X-ray scanners deserve scrutiny
Published: Sunday, January 8, 2012
Updated: Sunday, January 8, 2012 19:01
The possible health risks from X-ray body scanners at airports have prompted officials in Broward County to consider banning the security machines until the Transportation Security Administration can prove they are safe for fliers.
Last month, a majority of Broward County commissioners voted to ask the TSA to do more to study the safety of the "backscatter" scanners, according to the South Florida Sun Sentinel. The decision to consider banning the scanners at the Fort Lauderdale-Hollywood International Airport came just weeks after the European Commission voted to ban X-ray technology in security scanners in Europe's airports "in order not to risk jeopardizing citizens' health and safety."
The scanners in question are Rapiscan Systems Secure 1000, which emit the same kind of ionizing radiation as the X-ray machines found in hospitals. Although the amount of radiation emitted is relatively low, the potential for cancer is still present. The TSA and Department of Homeland Security repeatedly assure the scanners are safe for passengers, but do not provide peer-reviewed research to support this guarantee.
On the contrary, the Electronic Privacy Information Center has obtained one DHS document from a Freedom of Information Act lawsuit that reveals concern in a Johns Hopkins University study over the radiation zones around the scanners exceeding the general public dose limit. This document can be found along with others at EPIC.org.
Despite the growing presence of the scanners in airports nationwide, there is little regulatory oversight in place.
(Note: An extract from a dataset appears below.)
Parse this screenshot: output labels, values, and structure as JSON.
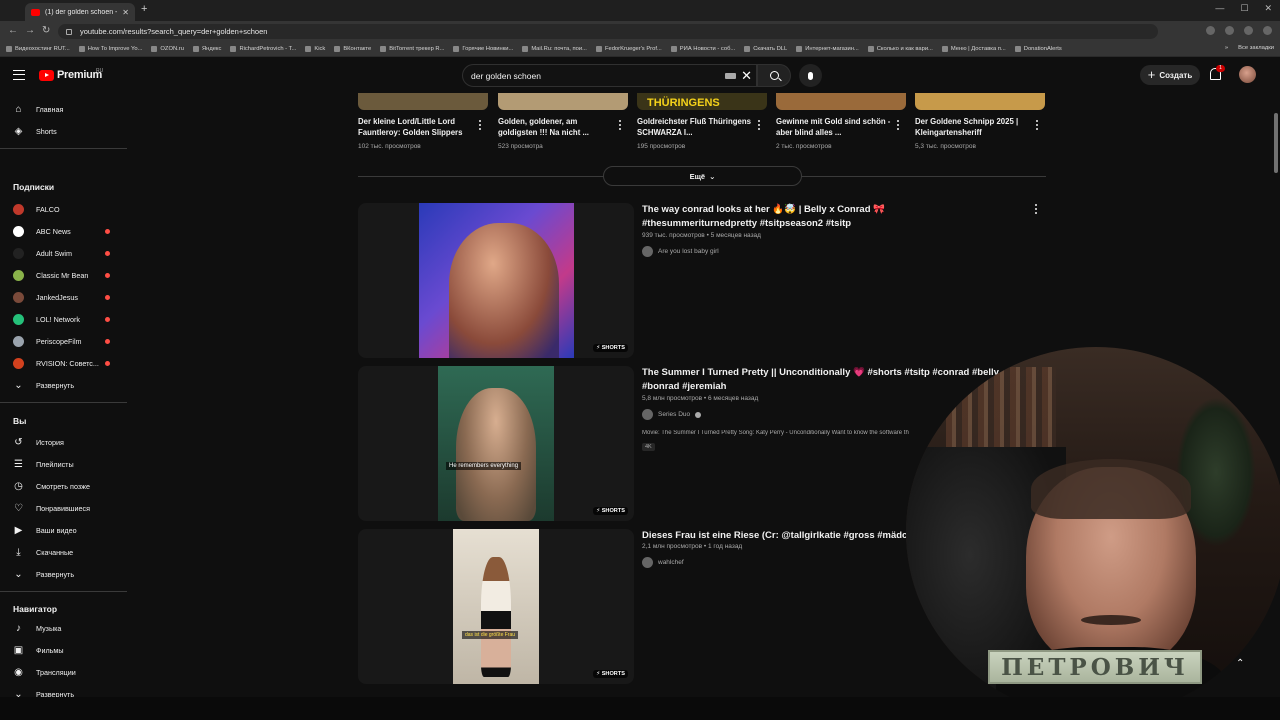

Because the scanners are not used for a medical purpose, the "FDA cannot subject them to the rigorous evaluation it applies to medical devices," according to ProPublica.
"About 250 X-ray scanners are currently in U.S. airports, along with 264 body scanners that use a different technology, a form of low-energy radio waves known as millimeter waves," according to the same ProPublica report. The scanners that use millimeter waves, made by the defense contractor L-3 Communications, do not pose the same radiation risk.
Both companies have profited from multimillion-dollar contracts awarded by the government to supply airports with the body scanners, and they also spent millions of dollars lobbying Washington, according to USA Today. Rapiscan even caught heat for hiring Michael Chertoff, a former DHS secretary who frequented TV news shows to advocate the scanners' use in the fight against terrorism.
If the threat of terrorism demands intrusive body scanners, the machines should at least be safe for passengers and operators. It is too much to ask travelers to forgo their health along with their privacy, and those most at risk seem to be the TSA agents who must work around the machines daily.
Maybe Orange County should consider asking the TSA the same question. Are these X-ray scanners really keeping us safe?